Auditory, Tactile, Visual & Vestibular Intervention to Reduce NICU Stress

by, Rosemary C. White-Traut, PhD, RN, FAAN

Having your new baby spend time in the Neonatal Intensive Care Unit (NICU) can be extremely stressful for both you and your baby. The bright lights, the random nature of nonhuman sounds such as beeps or monitors, and medical procedures can all create an uneasy or stressful environment.

This is concerning because stress can influence your baby’s brain development and how parents  interact with their babies. However, there are ways to help reduce the long-term effect of these stressors.

There are several things you can do as parents to help reduce NICU environmental stressors. Ask your nurse for help with these suggestions.

First is to reduce extra lightings and non- human sounds. Infants thrive on the mother and father’s voice.  Talking to your baby is easy to do.  Mothers and fathers instinctively raise the pitch of their voice and talk using a few words with a pause.

Another  way to help babies in the NICU  is to use a combination of procedures that can increase your understanding of and reactions to your infant’s behaviors; along with, providing your infant with positive sensory experiences. This procedure is known as Auditory, Tactile, Visual, and Vestibular Intervention (ATVV) also known as Massage Plus 30, 10, 5.

This practice helps to improve infant/parent relationships, increase infant alertness and pre-feeding behaviors, improve maternal confidence in caring for her premature infant,, and improve the baby’s ability to feed and grow.  Touch and human social interaction are important for an infant’s growth and development, and during the first few days or weeks of life babies are very sensitive to and receptive to these types of stimuli.

One mother delivered a baby born at less than 29 weeks gestation.  After she learned the ATVV and administered it for a few weeks, she stated “The ATVV made me more aware as a mother of what my child may like or dislike and to how recognize the difference.”

The ATVV procedures were developed over a 30 year period and include step by step instructions on how to introduce the sensory stimuli in a way that does not over stimulate the baby. The procedure begins with mom (or dad) talking to baby in a soothing calm voice (auditory stimulation). After 30 seconds of talking to the baby using a higher pitched voice and a few words with pauses, mom can then begin to massage the baby. Mom will massage each section of baby’s head, arms, legs, tummy and back, for 10 minutes. This is considered touch or tactile stimulation. Mom should continue to talk to baby and hold eye contact throughout the massage. Once the massage is finished mom should wrap baby up in a blanket and gently rock baby back and forth for 5 minutes (vestibular stimulation). Throughout this procedure mom should be watching for signs that baby is alert and enjoying themselves.

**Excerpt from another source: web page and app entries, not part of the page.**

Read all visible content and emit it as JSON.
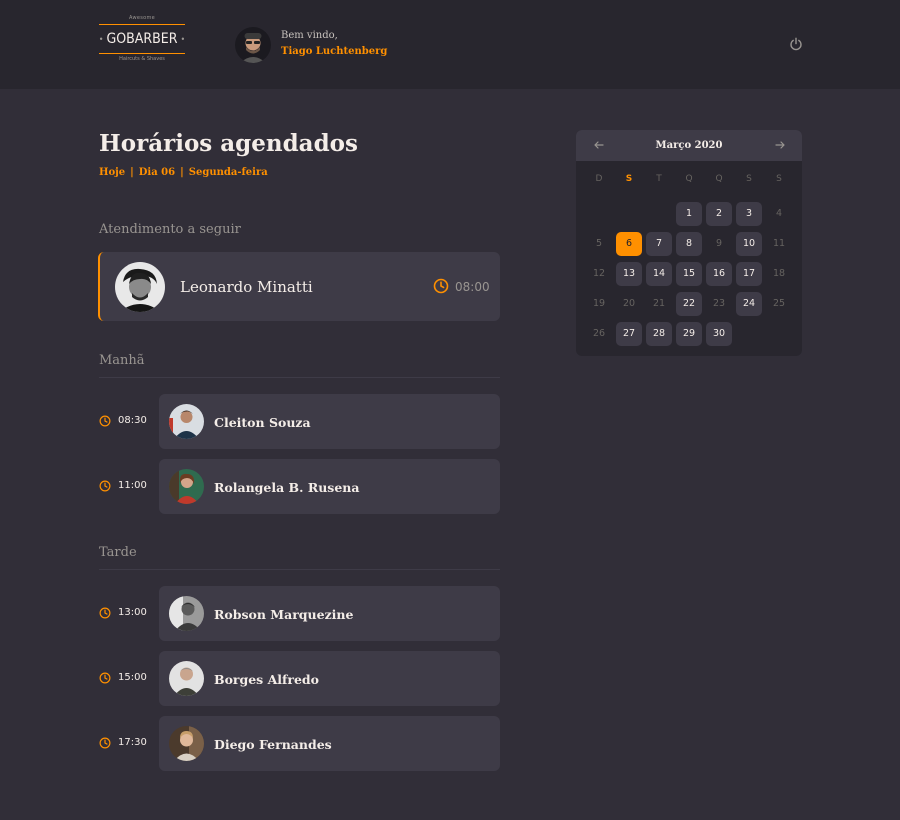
{
  "header": {
    "logo_top": "Awesome",
    "logo_brand": "GOBARBER",
    "logo_bottom": "Haircuts & Shaves",
    "welcome": "Bem vindo,",
    "user_name": "Tiago Luchtenberg",
    "power_icon": "power-icon"
  },
  "schedule": {
    "title": "Horários agendados",
    "sub_today": "Hoje",
    "sub_day": "Dia 06",
    "sub_weekday": "Segunda-feira",
    "next_label": "Atendimento a seguir",
    "next": {
      "name": "Leonardo Minatti",
      "time": "08:00"
    },
    "morning_label": "Manhã",
    "afternoon_label": "Tarde",
    "morning": [
      {
        "time": "08:30",
        "name": "Cleiton Souza"
      },
      {
        "time": "11:00",
        "name": "Rolangela B. Rusena"
      }
    ],
    "afternoon": [
      {
        "time": "13:00",
        "name": "Robson Marquezine"
      },
      {
        "time": "15:00",
        "name": "Borges Alfredo"
      },
      {
        "time": "17:30",
        "name": "Diego Fernandes"
      }
    ]
  },
  "calendar": {
    "month": "Março 2020",
    "prev_icon": "arrow-left-icon",
    "next_icon": "arrow-right-icon",
    "weekdays": [
      "D",
      "S",
      "T",
      "Q",
      "Q",
      "S",
      "S"
    ],
    "active_weekday_index": 1,
    "selected_day": 6,
    "available_days": [
      1,
      2,
      3,
      6,
      7,
      8,
      10,
      13,
      14,
      15,
      16,
      17,
      22,
      24,
      27,
      28,
      29,
      30
    ],
    "days_unavailable": [
      4,
      5,
      9,
      11,
      12,
      18,
      19,
      20,
      21,
      23,
      25,
      26
    ]
  },
  "colors": {
    "accent": "#ff9000",
    "background": "#312e38",
    "card": "#3e3b47",
    "header": "#28262e"
  }
}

A full instruction on how to do the ATVV protocol and tips to help understand your baby’s behavior can be found online.

Another mother had previously delivered more than three premature babies.  When she learned the ATVV for the first time on her baby who was born at 33 weeks gestation, she stated “I have never seen her so alert!”

Before starting any procedure like ATVV it is important to discuss the benefits and drawbacks with your healthcare professional, as each baby’s needs and situation is different. Work with hospital nurses, physicians, and other staff to help find ways to help reduce environmental stressors for your baby during their stay in the NICU.  They will be able to help facilitate your activities with your baby during visits such as the ATVV or skin-to-skin contact, reducing lighting and sound exposure,  and supporting non stress feedings.

No parent wants their new baby to be in the NICU in their first few days or weeks of life. However, for some with medical conditions and for those born too early, the NICU is the best place to be.  Finding ways to help reduce your baby’s stress when placed in the NICU  environment can have long lasting impacts on your baby’s development.

whitetraut_rosemary_jly2013_300dpi_5X7_exactRosemary C. White-Traut, PhD, RN, FAAN
Rosemary  is the director of Nursing Research at Children’s Hospital of Wisconsin. Prior to coming to the Children’s Hospital of Wisconsin, she served as professor and department head of Women, Children and Family Health Science at the University of Illinois at Chicago.